Aired on: NBC
Reviewed by Melissa Minners
When I first saw the previews for Kings, I saw something rather interesting – an entirely new concept for a television show. This show wasn’t set in our present world. It wasn’t set in our future either. Rather Kings takes place in a sort of parallel universe. The characters have all of our modern convenience technology and our military technology, but the events surrounding the characters take place in a sort of Kingdom, not completely unlike England, yet not quite the same. Interesting concept, I thought to myself. I decided to check it out for myself when the show aired on NBC on March 15, 2009.
Kings stars Christopher Egan as David Shepherd, a young man who lost his father to the Unification War that shaped the nation he now lives in, known as Gilboa. David is an earnest young man with a strict sense of values. His sense of duty to the country that his father served to help create brings him to enlist in the army to fight against Gilboa’s enemy to the north, Gath. Upon learning that two members of one of their infantry units have been captured by the opposing army, David defies orders and attempts to rescue them, facing the enemies’ feared Goliath tanks little besides guts and determination – a modern day David and Goliath story. And of course, as in the biblical tale, David beats Goliath, saving the two infantry soldiers. Unbeknownst to him, one of the soldiers is King Silas Benjamin’s son bringing David hero’s notoriety.

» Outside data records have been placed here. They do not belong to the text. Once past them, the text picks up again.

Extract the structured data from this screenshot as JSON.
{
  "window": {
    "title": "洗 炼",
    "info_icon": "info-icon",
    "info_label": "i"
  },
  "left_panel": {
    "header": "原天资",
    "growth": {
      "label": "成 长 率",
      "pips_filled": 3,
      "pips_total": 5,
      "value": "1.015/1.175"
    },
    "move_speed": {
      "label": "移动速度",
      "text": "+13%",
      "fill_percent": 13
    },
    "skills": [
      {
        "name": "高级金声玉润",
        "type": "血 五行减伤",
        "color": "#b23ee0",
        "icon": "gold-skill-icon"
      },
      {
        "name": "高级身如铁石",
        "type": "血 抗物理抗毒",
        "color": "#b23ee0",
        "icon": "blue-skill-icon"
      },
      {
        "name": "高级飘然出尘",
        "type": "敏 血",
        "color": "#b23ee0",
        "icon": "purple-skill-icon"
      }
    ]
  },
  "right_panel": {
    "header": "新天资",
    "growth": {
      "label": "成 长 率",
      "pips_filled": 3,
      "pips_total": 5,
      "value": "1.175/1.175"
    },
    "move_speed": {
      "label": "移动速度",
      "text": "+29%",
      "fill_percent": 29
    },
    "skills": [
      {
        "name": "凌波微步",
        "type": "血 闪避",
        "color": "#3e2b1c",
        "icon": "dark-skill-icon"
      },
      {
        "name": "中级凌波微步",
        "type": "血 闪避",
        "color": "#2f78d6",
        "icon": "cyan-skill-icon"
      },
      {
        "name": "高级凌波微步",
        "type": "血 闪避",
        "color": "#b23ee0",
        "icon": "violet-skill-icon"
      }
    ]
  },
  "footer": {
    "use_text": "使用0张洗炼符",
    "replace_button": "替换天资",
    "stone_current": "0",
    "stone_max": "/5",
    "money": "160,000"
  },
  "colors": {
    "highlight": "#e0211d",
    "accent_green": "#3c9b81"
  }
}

A trip to the palace brings him face to face with King Benjamin (Ian McShane) who, feeling indebted to David, offers him whatever he may want in return for having saved his son. Although David doesn’t really want anything further from the King, Silas Benjamin notices the interest David has shown his daughter Michelle (Allison Miller). Having seen little in his son Jack (Sebastian Stan) that would present him as a good candidate for King once Silas’ reign is complete, Silas begins to wonder if David might not be a suitable replacement. He elevates David to a seat of power as Captain in the military and Military Liaison to the public. It is in this new position of power that David must learn to face even larger foes than a tank named Goliath as enemies press in from all corners threatening his very existence.

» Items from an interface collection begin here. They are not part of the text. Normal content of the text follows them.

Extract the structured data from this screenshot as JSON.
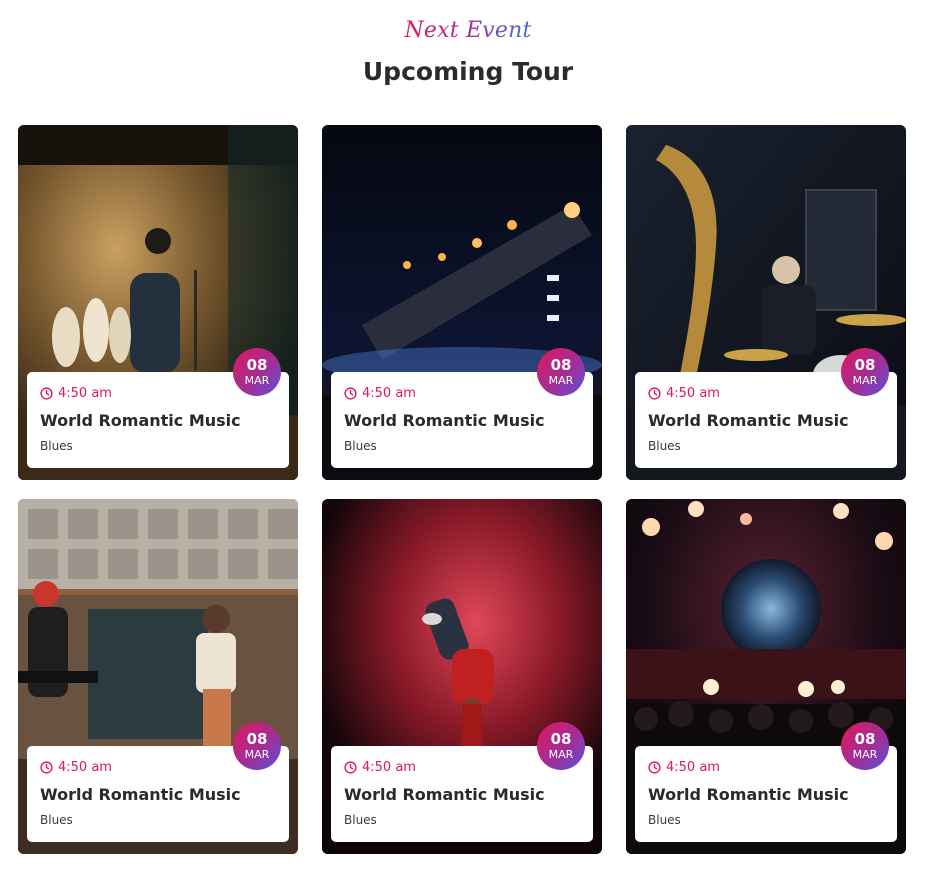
{
  "section": {
    "kicker": "Next Event",
    "title": "Upcoming Tour"
  },
  "events": [
    {
      "time": "4:50 am",
      "title": "World Romantic Music",
      "genre": "Blues",
      "day": "08",
      "month": "MAR",
      "photo": "stage-performer-dancers"
    },
    {
      "time": "4:50 am",
      "title": "World Romantic Music",
      "genre": "Blues",
      "day": "08",
      "month": "MAR",
      "photo": "concert-stage-pyrotechnics"
    },
    {
      "time": "4:50 am",
      "title": "World Romantic Music",
      "genre": "Blues",
      "day": "08",
      "month": "MAR",
      "photo": "saxophone-and-drummer"
    },
    {
      "time": "4:50 am",
      "title": "World Romantic Music",
      "genre": "Blues",
      "day": "08",
      "month": "MAR",
      "photo": "studio-singer-keyboard"
    },
    {
      "time": "4:50 am",
      "title": "World Romantic Music",
      "genre": "Blues",
      "day": "08",
      "month": "MAR",
      "photo": "breakdancer-red-smoke"
    },
    {
      "time": "4:50 am",
      "title": "World Romantic Music",
      "genre": "Blues",
      "day": "08",
      "month": "MAR",
      "photo": "concert-crowd-lights"
    }
  ],
  "colors": {
    "accent": "#e0194f",
    "badge_from": "#e2165a",
    "badge_to": "#5a52d8",
    "title_text": "#2b2b2b"
  },
  "icons": {
    "time": "clock-icon"
  }
}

Through the first couple of scenes, I was bored with Kings. I suppose that the fleshing out scenes were strange – watch the first episode for yourself and you’ll see what I mean. Yet, as things progressed, I became more and more interested in the storyline and more at home with the character of David Shepherd. The significance of names in this series has not been lost on me and as significant as the name David is, one must also realize the significance of the last name, Shepherd…as in shepherd of the flock. I believe that as this story progresses, David’s heroism, bravery and natural charisma will propel him forward in the public’s eye and offer him the opportunity to lead the people of Gilboa into greatness. But first, he must deal with his enemies – Jack, son of the King and obviously jealous of his notoriety and view in his father’s eyes; Silas’ brother-in-law and kingdom financier, a man who only cares about profits at the expense of lives; and, quite possibly, King Silas himself who has begun to realize that David may be the true chosen one.

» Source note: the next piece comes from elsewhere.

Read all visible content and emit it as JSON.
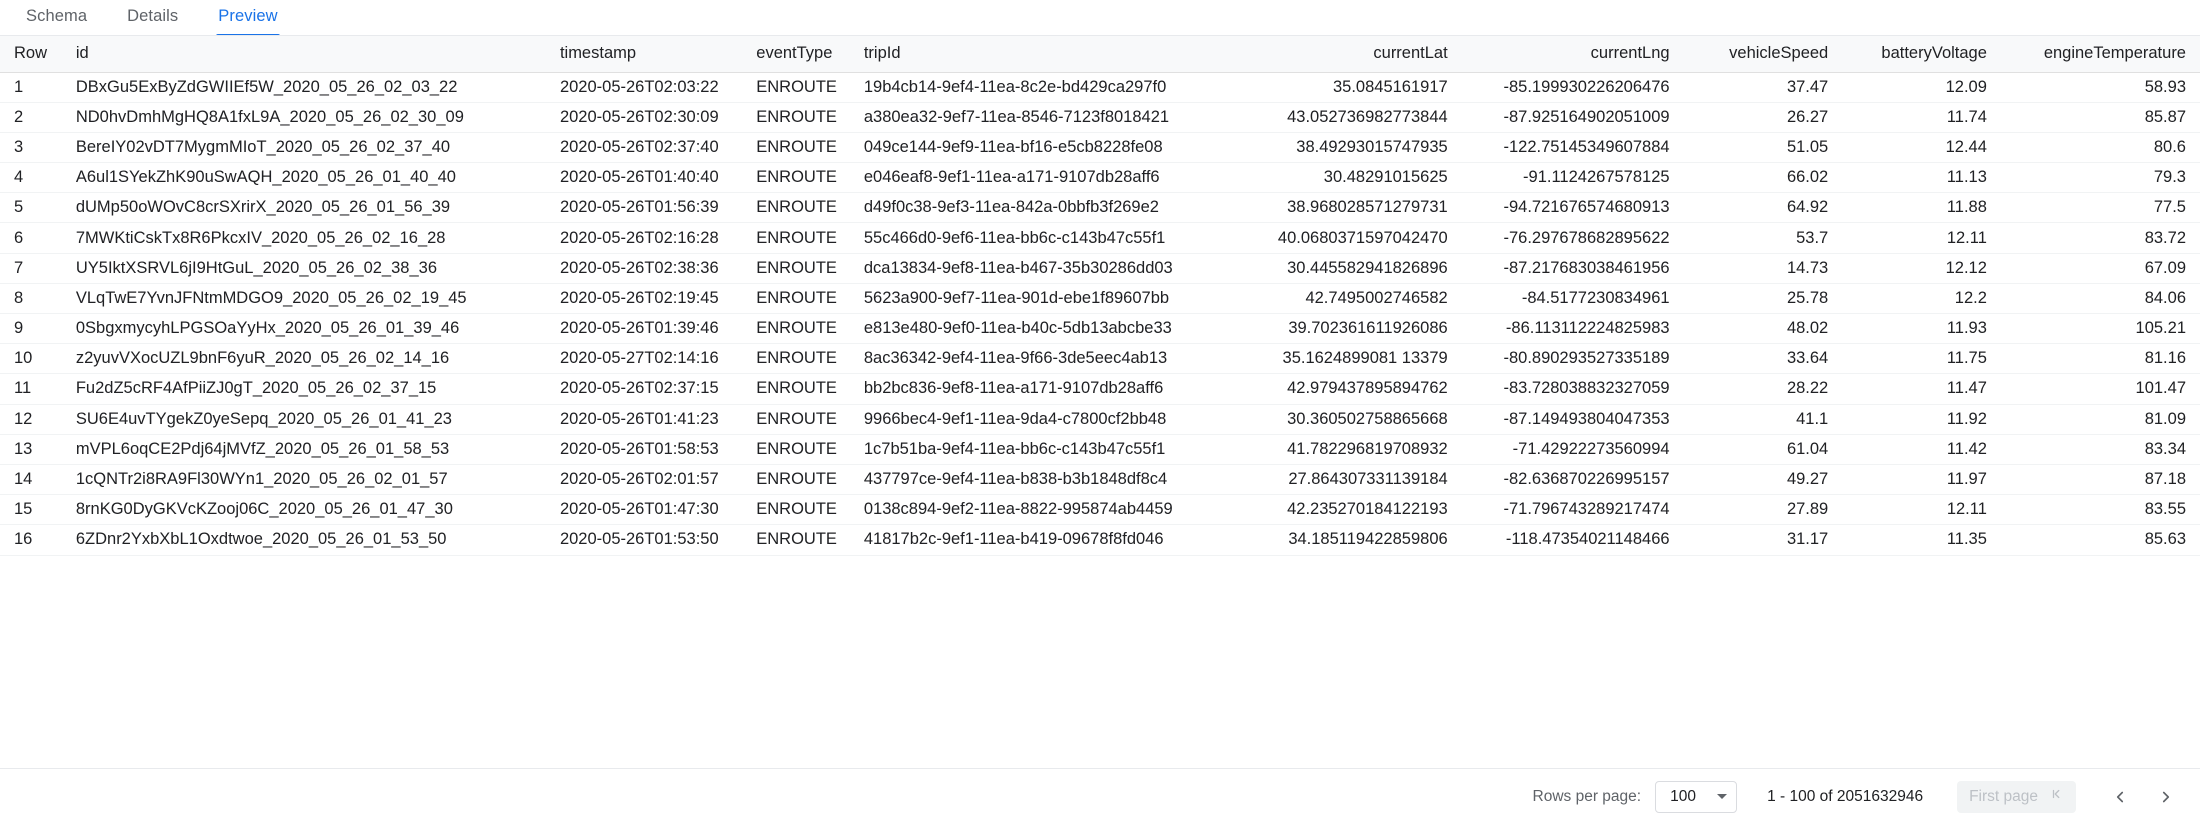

I found d Kings to be rather interesting. There is a sense of mystery and intrigue as we learn that all is not what it appears to be in the Kingdom of Gilboa. What will happen next? Only time will tell. One thing is for certain – I’ll be sitting in front of the television next week to find out!